Reviews

Rated 5 out of 5 by from A Testament to Canada. Most Canadians have heard the stories of the: success at Vimy, the poem of Flanders, and the dreariness of Passchendaele, but the story of Ypres is one that deserves its place as one of Canada's most compelling military events. Nathan Greenfield paints the picture in an horrific but exquisite manner, one that moved me to the point of tears and disbelief throughout the entire book. Canada's first taste of battle in the First World War was also the first successful poisionus gas attack in history. Unfortunately, they were on the receiving end. As a history major, I have never read such an accurate depiction on the chaos of war, and Greenfield is extremely successful in making it very personal. He takes the time to account for numerous individual experiences, and give actual depth to these people (ie. where they are from, how old they were, etc.). As any successful historian, Greenfield also does a superb job of indicating flaws and maintaing as much of an arbitrary approach as possible. As a Canadian, I couldn't help but think very deeply as I read the tragedy of 2nd Ypres. However, pride is the only word that comes to mind when summarizing this work. I am proud to know the sacrifices of the men who experienced the horrors of war, especially at such an extreme at Ypres.

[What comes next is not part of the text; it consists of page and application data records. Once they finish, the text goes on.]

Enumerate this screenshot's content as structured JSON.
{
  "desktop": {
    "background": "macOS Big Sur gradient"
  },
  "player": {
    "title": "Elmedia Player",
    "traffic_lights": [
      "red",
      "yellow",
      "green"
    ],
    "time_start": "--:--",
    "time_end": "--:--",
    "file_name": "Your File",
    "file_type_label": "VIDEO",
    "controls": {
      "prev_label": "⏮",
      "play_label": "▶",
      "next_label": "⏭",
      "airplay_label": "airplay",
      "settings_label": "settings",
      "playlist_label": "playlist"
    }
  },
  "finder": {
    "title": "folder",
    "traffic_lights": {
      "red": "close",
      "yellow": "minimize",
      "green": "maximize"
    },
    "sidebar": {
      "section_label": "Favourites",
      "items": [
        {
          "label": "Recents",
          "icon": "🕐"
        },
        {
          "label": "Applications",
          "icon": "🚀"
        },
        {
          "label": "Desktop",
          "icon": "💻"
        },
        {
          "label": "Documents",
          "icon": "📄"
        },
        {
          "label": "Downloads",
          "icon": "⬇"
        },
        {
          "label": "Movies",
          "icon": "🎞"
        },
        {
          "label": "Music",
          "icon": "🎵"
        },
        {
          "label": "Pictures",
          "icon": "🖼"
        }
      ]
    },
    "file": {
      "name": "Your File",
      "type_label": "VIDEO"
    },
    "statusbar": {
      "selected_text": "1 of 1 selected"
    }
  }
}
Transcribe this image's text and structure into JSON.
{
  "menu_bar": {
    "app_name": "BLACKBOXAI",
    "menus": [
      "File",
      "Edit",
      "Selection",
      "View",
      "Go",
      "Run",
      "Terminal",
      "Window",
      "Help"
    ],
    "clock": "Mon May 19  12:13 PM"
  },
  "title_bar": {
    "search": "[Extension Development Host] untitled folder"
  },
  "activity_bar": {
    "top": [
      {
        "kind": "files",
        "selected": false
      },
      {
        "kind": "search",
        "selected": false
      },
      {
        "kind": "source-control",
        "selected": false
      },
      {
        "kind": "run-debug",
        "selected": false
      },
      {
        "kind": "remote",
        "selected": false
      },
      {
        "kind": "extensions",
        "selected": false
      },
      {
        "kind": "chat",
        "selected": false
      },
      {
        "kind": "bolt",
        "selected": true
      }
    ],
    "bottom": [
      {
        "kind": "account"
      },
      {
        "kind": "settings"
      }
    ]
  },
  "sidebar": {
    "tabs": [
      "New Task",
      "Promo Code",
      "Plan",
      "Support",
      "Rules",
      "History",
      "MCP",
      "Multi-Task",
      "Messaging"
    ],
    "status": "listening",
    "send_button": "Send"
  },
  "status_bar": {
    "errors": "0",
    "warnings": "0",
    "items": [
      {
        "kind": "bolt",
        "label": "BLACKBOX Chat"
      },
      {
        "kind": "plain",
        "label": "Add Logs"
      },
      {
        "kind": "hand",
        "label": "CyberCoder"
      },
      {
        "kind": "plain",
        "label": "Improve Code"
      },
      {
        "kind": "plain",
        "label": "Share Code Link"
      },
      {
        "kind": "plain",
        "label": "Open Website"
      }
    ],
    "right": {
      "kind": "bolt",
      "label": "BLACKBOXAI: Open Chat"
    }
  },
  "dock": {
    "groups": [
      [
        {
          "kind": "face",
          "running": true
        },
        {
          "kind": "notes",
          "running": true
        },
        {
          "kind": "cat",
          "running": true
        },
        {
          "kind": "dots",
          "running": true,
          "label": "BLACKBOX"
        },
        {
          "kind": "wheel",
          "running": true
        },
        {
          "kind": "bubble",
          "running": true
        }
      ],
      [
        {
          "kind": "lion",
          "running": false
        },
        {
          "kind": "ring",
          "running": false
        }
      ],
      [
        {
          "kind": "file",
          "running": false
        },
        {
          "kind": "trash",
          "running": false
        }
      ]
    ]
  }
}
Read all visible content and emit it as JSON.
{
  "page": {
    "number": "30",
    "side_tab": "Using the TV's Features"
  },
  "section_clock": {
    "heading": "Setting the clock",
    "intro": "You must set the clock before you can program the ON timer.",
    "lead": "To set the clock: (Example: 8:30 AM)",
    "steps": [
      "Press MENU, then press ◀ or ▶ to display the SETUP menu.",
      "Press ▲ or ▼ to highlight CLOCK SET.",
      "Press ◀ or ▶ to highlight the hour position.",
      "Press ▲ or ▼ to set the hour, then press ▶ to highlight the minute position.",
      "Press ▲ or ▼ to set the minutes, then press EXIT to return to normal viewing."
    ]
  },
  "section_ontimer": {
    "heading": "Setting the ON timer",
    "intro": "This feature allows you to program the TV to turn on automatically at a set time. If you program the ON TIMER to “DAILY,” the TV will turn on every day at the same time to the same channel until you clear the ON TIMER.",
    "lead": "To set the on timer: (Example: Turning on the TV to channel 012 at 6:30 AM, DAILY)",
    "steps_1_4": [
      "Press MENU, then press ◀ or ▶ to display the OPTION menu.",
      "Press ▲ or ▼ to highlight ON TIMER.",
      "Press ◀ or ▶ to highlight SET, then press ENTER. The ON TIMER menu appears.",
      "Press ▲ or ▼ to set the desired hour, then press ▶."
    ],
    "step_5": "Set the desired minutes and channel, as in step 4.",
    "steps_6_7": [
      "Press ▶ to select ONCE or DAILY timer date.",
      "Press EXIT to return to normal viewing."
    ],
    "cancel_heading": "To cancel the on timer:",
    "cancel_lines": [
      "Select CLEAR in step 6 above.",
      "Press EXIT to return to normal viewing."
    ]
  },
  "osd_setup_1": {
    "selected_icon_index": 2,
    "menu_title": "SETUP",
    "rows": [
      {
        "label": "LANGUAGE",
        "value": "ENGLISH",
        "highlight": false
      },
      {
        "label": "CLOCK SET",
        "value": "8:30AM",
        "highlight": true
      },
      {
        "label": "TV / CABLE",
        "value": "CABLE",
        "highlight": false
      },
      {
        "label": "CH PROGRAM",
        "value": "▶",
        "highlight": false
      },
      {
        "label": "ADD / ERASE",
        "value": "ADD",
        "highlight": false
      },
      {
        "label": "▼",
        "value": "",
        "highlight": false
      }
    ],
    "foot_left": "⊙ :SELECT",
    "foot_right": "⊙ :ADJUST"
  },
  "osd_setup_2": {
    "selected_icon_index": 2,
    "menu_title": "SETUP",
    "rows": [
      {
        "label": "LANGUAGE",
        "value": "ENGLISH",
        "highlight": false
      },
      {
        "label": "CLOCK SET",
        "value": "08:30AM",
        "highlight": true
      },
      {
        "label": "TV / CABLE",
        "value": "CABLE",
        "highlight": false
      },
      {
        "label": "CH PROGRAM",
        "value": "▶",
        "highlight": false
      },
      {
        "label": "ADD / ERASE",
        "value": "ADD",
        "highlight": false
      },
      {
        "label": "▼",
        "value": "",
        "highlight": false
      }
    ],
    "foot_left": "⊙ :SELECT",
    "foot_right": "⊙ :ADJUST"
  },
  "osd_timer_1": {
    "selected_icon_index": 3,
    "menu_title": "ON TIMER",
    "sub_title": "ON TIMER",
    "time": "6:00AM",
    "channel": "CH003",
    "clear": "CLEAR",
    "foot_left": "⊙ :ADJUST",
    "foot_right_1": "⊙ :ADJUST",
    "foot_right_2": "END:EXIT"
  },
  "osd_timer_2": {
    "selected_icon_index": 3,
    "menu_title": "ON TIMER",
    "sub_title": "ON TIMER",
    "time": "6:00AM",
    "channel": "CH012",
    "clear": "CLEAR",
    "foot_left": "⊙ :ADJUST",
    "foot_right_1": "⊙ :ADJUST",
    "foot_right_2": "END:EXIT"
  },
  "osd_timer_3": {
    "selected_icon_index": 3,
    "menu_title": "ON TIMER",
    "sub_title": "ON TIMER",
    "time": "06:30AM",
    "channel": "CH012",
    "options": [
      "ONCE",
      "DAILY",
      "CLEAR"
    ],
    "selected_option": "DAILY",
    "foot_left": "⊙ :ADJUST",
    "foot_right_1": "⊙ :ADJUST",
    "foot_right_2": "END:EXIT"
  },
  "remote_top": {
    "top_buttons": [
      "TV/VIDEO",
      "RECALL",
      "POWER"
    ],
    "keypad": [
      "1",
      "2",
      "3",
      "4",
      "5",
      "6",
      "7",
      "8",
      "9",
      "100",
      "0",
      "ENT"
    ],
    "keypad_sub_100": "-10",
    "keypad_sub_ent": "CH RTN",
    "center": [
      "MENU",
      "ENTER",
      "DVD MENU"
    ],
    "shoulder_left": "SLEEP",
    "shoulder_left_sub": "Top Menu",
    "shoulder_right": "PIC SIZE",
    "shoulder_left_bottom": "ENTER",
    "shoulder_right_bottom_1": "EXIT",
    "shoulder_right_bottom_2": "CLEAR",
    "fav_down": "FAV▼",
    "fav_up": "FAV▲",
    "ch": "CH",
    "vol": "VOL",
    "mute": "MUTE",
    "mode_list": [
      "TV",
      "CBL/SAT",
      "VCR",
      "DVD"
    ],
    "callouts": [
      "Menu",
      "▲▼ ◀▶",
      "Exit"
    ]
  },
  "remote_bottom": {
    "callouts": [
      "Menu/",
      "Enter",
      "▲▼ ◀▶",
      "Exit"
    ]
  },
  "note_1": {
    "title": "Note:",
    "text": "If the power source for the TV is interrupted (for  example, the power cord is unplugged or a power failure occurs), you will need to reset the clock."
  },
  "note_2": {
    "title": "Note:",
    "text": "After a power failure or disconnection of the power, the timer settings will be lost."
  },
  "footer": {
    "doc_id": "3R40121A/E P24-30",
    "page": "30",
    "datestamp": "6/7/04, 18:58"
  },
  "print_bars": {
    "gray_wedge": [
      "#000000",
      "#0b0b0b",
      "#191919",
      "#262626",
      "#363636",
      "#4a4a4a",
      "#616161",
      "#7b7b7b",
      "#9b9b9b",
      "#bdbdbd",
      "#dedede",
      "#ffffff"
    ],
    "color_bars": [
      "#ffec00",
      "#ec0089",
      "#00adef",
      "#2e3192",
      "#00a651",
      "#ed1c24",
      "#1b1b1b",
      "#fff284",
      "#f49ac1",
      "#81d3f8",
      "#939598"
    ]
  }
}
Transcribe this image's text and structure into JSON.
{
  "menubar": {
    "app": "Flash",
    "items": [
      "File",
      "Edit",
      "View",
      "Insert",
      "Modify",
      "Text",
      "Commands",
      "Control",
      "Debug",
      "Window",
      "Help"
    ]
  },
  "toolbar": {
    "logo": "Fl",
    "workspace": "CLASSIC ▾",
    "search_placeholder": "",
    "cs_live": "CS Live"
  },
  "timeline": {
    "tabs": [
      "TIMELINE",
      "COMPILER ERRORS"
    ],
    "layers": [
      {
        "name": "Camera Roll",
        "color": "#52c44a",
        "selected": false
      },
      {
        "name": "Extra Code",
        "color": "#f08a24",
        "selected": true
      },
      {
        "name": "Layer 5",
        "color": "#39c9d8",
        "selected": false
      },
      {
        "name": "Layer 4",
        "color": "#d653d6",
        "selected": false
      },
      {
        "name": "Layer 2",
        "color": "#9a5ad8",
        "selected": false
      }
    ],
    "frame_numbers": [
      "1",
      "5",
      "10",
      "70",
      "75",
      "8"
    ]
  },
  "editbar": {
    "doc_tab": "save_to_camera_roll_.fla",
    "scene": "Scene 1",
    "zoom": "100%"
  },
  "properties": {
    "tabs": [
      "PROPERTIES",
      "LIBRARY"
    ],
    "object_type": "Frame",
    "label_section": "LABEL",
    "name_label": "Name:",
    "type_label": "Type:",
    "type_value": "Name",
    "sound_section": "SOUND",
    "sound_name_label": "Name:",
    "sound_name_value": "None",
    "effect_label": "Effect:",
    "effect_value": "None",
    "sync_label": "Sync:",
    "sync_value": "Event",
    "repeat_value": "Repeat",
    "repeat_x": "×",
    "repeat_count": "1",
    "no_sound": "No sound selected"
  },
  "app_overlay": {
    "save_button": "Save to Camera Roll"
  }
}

This book truly is a testament to what it means to be Canadian: an unwaivering resolve combined with compassionate sacrifice for the greatest good. In the midst of the Remberance Day season, I'm not expecting everyone to grab a military history book and study up on our past. But what I do expect, is for at least one moment, one single solitary moment, each and every one of us can just understand that these soldiers sacrificed everything, so we would never have to.
Date published: 2008-10-21